Top College News Subscribe to the Newsletter

Turnover Terror

Terrell makes his mark forcing key takeaways

Published: Friday, October 5, 2012

Updated: Friday, October 5, 2012 01:10



Steven Terrell forced two turnovers against Arkansas, helping the Aggies to a 58-10 thrashing of the Razorbacks.

To remember the last truly elite defenses to don the maroon and white, A&M fans have to look back to RC Slocum’s “Wrecking Crew” of the late 1980s and early 1990s. Known rightfully as “Linebacker U” in the same era — with such greats as Aaron Wallace, John Roper and Quintin Coryatt — there was one area of strength often overlooked in Slocum’s stalwart units: defensive backs.
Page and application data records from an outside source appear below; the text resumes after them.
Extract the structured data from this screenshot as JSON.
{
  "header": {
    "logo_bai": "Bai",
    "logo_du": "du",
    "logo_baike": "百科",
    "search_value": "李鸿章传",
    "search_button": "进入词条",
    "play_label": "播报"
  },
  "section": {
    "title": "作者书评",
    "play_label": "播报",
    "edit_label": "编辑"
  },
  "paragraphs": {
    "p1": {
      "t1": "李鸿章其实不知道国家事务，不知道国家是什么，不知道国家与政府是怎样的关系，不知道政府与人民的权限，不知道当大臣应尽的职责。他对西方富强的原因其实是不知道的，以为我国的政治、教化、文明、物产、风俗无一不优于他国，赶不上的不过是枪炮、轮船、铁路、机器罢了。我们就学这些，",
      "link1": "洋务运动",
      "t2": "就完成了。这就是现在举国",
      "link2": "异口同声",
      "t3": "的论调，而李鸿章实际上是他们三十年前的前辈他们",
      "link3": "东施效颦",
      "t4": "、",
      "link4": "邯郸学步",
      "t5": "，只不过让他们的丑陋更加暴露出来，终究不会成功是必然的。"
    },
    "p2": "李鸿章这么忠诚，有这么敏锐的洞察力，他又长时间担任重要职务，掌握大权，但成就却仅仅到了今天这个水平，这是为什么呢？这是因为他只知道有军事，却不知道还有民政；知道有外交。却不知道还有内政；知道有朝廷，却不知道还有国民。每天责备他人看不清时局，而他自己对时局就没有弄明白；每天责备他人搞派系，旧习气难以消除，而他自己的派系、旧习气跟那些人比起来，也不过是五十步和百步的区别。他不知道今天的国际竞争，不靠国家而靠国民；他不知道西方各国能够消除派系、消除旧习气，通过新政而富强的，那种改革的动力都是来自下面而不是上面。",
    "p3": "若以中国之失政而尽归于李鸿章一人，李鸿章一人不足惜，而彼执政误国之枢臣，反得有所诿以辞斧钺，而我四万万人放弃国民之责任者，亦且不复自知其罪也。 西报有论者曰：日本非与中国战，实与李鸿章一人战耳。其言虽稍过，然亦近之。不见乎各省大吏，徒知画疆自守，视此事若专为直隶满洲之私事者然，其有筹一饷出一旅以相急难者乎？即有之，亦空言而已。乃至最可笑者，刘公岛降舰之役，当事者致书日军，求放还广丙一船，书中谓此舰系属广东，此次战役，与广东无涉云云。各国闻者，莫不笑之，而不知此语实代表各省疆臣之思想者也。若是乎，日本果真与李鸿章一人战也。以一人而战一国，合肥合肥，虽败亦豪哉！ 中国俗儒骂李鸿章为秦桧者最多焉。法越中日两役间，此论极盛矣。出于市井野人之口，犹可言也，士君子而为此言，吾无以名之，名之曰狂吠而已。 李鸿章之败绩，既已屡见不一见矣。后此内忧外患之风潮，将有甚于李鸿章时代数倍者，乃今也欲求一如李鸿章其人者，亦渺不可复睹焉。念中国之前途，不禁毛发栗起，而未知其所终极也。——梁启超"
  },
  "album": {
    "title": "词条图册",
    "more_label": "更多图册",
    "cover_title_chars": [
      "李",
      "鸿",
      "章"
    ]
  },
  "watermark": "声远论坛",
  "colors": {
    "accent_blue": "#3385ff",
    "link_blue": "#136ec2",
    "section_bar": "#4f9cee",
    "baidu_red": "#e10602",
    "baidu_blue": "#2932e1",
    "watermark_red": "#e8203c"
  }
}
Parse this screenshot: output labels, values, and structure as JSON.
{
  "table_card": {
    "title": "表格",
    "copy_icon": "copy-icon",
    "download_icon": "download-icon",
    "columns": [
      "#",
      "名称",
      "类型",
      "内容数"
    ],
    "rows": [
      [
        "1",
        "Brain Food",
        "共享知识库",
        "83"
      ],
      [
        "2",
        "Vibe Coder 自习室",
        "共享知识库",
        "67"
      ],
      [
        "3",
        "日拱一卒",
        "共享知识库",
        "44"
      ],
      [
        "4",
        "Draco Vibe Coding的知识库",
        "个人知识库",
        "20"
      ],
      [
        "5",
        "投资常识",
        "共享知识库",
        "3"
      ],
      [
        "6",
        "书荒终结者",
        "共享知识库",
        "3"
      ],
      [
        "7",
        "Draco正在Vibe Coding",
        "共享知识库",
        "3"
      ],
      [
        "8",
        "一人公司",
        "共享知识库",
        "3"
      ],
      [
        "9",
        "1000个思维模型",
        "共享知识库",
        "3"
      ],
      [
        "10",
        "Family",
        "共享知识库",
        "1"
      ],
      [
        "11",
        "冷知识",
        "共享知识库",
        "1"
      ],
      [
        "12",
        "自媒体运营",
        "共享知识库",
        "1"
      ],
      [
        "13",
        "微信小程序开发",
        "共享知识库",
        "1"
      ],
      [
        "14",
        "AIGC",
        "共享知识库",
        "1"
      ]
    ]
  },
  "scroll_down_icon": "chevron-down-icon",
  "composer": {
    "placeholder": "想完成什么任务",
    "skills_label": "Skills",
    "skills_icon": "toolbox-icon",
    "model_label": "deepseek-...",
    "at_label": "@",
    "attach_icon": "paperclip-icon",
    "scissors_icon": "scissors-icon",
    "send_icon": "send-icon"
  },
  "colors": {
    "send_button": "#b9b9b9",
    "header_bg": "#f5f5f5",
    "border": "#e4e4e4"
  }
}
Since the end of the “Wrecking Crew” era following Slocum’s departure, and as the game of football evolved into more “spread based” concepts, the secondary hasn’t lived up to its previously exceptional reputation.

One of the larger question marks for the 2012 season in a conference known for its defense, the A&M secondary was hurting for experience. After losing four seasoned seniors and as underclassmen were injected into starting jobs, the unit was begging for a leader.

Senior safety Steven Terrell answered the call.

Named a team captain prior to the season’s beginning, the speedy defensive back is making his presence known after mixed experience as a starter and backup. With 91 career tackles, two interceptions and 11 career starts leading up to his senior year, Terrell had his sights set on going out the right way in his final hurrah.

In a heated rivalry game with serious season implications against Arkansas, Terrell did what the Aggies couldn’t accomplish a year prior: force turnovers — and two to boot.

“This whole week we’ve been emphasizing turnovers because as great as our offense is, we know if we get turnovers they’re going to turn them into points,” Terrell said following the Aggies’ 58-10 drubbing of the Razorbacks. “That’s all we were working on, trying to get turnovers. Luckily we got some this week.”

Turnovers were a rare commodity for the Aggies in 2011, a commodity desperately needed as the offense was regularly distributing it to other teams. A similarly talented conference rival with comparable expectations that season, Oklahoma State, took advantage of turnovers better than any other team by forcing 44 takeaways. The Aggies, meanwhile, only forced 15 last season.

The result? Oklahoma State skyrocketed to a 12-1 record and conference championship status. The Aggies skidded to a disappointing 7-6 finish after a preseason Top 10 ranking.

By Terrell picking off vaunted Arkansas quarterback Tyler Wilson twice — particularly the first with the score at 13-10 A&M — he bucked more than the trend of losing to Arkansas, but possibly the trend of losing much at all.

A&M head coach Kevin Sumlin lauded the initial interception and teased Terrell for nearly giving the ball back to Arkansas in his excitement. He then expounded on the significance of the mighty takeaway.

“I thought that was a big play. He tried to give it back to them. I saw [it] on the big screen to see what all the commotion was,” Sumlin said. “We’ve been talking since we’ve been here about critical plays and game-changing plays … they’re not only turnovers, they’re game-changers.”

Terrell’s interceptions were game-changers indeed. What was a 13-10 grudge match became 27-10 at the half. After picking off his second Wilson pass at the beginning of the second-half, Arkansas had lost its will to fight.

Terrell said the win over the Razorbacks, a team he had not performed well against in previous meetings, was especially meaningful to him. It was also a sign of his increased maturity as a leader of the team.

“I’m trying to do my job and help the team, be a leader for these younger guys,” Terrell said. “It was a big win for us, especially for me. I’ve played horribly, honestly, against Arkansas until this year. It was a big game for me, a big game for this defense and the whole team.”


Recommended: Articles that may interest you

Be the first to comment on this article! Log in to Comment

You must be logged in to comment on an article. Not already a member? Register now

Log In